Spence here: It is a very windy, sunny afternoon and I am smiling. Billy and I decided to take a little break from all the habits we’ve formed… coffee, beer, sugar, cheese, work. It is so easy to fall back into what I dubbed “The Portland Routine”. That goes along with copious amounts of coffee and then switching to beer and cynicism in the afternoon. Our recent trip to the ocean has renewed my intentions and positivity. Reset, I shall try not to let all the complaints of our modern lives get past my warm striped sweater.
We drove just past Reedsport on the Oregon coast to visit a state park we hadn’t been to before, Umpqua Lighthouse State Park. We celebrated the full moon on Novemeber 6th and the first of the “Darker Days”, according to Samhain traditions. Why this coincided with my feeling of being more positive, I’m not sure. I guess when I am playing on the beach, barefoot in the sand, it reminds me to explore, be curious, laugh into the wind and enjoy. You know how little kids just run around in shorts and a t-shirt and never seem to get cold? I collected driftwood, took pictures, daydreamed, laid in warm sand and poised over mostly inert beach creatures. Nice weather and being with Billy for two days off helps! He really fuels my imagination. We hiked a bit around Lake Marie and through the Oregon Dunes. Luckily, since it was during the week, there wasn’t any ATV users running up the dunes or breaking the sound barrier of nature. The trees and frogs all seemed a bit relaxed. The yurt we rented was certainly deluxe, as it had a heater, shower, flushing toilet and mini kitchen. In the evening, we drove to the beach to see the moon rise and low tide. On the way, we passed the lighthouse, which I think is my favorite lighthouse of all time. Sadly, we didn’t get a picture of it all lit up in the dark night, as it was glorious! Red and pink and white light streamed out and cast on the surrounding trees. The middle of the source shown so bright, like a glittering red diamond heart. I’ve never seen such light so close up and I will hold it in my memory for when those shadows creep long after 40 days of rain.
Our adventure continued as we headed north towards Portland. We stopped at a cute little “natural foods” cafe in Florence and got served up some homemade burgers, veggie and meat. There was a cool old, well-loved RV parked out front, so I figured it’d be good eatin’. The person whom I presumed correctly was the movable home’s owner, was a lovely, peaceful older man with unkept hair and a silent genius smile. He lingered over the newspaper with soft eyes and a bowl of fruit. Now one of my favorite beaches, we discovered, north of Florence within the boundaries of the Carl G. Washburne Memorial State Park, was at a free wayside along the road. Miles of wild beach stretched out, with narely a plastic water bottle to be seen. We played all afternoon, and in the end, went to a park called Driftwood Beach to watch the sunset.
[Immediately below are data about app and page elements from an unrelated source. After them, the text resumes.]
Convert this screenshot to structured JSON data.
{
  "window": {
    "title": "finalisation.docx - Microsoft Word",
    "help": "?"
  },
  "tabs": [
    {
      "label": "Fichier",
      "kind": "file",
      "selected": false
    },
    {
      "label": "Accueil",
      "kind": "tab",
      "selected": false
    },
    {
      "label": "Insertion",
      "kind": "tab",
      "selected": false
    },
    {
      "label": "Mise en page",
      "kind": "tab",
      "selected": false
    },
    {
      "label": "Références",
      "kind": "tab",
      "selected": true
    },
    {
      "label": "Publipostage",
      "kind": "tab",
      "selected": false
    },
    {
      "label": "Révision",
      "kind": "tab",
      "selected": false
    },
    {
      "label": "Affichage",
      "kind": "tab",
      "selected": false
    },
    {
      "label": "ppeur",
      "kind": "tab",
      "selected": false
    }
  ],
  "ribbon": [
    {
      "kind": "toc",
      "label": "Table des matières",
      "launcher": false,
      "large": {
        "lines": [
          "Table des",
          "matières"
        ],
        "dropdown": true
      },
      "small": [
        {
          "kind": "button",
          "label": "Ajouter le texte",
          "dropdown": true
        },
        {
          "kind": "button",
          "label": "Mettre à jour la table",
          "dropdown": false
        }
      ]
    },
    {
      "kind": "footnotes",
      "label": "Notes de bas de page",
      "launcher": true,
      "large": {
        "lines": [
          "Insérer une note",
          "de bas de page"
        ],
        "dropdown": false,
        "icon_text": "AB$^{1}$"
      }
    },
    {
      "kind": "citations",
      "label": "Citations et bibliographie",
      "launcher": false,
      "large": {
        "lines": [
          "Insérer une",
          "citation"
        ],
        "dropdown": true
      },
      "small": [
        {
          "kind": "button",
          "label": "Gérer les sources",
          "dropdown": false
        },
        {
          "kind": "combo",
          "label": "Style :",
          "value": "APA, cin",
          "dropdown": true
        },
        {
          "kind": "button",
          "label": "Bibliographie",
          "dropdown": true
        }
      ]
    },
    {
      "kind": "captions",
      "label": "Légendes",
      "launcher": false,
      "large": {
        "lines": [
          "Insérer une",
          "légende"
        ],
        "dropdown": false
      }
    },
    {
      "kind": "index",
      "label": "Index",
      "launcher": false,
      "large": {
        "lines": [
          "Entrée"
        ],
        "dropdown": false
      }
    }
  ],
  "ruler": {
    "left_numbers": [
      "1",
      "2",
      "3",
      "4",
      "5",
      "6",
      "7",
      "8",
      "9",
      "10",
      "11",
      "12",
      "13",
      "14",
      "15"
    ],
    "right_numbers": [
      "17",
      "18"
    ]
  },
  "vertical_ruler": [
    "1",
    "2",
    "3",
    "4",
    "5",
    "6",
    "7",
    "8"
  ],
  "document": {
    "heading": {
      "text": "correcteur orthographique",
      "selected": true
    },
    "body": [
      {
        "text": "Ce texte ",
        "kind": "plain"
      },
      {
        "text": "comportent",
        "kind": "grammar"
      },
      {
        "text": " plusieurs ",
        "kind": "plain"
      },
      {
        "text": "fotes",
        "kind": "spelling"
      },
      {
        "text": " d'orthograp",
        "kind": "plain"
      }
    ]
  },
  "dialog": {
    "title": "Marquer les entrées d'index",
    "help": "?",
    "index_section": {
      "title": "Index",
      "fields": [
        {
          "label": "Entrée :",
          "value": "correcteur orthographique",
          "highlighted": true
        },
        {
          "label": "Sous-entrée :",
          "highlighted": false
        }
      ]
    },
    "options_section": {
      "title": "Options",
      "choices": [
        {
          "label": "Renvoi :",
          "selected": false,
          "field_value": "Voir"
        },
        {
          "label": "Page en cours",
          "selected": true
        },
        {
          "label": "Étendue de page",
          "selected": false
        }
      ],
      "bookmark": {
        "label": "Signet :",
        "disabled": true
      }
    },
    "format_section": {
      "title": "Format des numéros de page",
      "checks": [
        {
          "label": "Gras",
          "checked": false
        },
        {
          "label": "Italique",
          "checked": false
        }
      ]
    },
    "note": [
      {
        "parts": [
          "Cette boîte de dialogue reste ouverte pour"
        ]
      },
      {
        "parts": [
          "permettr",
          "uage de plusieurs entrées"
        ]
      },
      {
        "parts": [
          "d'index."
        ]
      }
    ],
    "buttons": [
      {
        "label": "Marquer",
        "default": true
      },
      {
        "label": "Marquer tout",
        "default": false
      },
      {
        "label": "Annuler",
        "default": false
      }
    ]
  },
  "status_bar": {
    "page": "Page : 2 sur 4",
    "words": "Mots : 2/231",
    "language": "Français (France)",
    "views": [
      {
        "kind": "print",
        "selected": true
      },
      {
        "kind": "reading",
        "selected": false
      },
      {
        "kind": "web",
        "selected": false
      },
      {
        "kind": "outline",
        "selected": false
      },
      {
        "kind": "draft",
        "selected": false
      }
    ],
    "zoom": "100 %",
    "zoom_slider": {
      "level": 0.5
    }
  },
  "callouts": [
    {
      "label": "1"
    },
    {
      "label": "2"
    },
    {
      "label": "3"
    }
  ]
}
Billy and I were both thinking it would be hard to pass by the Rogue Brewery in Newport without a visit, so we broke the diet and ordered up the best beers and fish and chips this side of Mars.
Next week, our post may be a little short, as we are making plans to return to the high desert of New Mexico to retrieve more of our beloved musical instruments and visit our beloved, magical weirdos. I can’t wait to see the friends and hug them and laugh and sit in the desert mermaid hot tub. As winter comes to us, be it shorter days, cold nights, storms and wood stoves, let it soften our minds and hearts a little.
Billy here. Ill keep it short and sweet today. I want to mention a moment that has been pressed into my heart: watching the full moon rise at low tide on the evening of Samhain. The ocean was dark and song-full after dusk. Behind us the glassy sand was silvery with water, with the moon and the flashes of the lighthouse beneath it, so that it seemed we were walking out on top of the water. Spence said out loud, “It’s like we’re walking on the ocean!” We were in between worlds: between the sunset and the moon rise at full moon, between the ocean and the shore, between summer and winter. But we were more than between, we were at that point that touched all points. The gate was thrown open wide and everything could come to us for a moment. I was so free that I was afraid, because I could let even death in. Because the whole sea could take us away in a tsunami and we wouldn’t know the difference. Because this moment contained everything, like looking into deep space and seeing the Big Bang, if ever such a thing happened.
If time and space are the same, we could sing our way back into being. And everything was singing. It was so beautiful and terrible to hear all at once that I could have died laughing.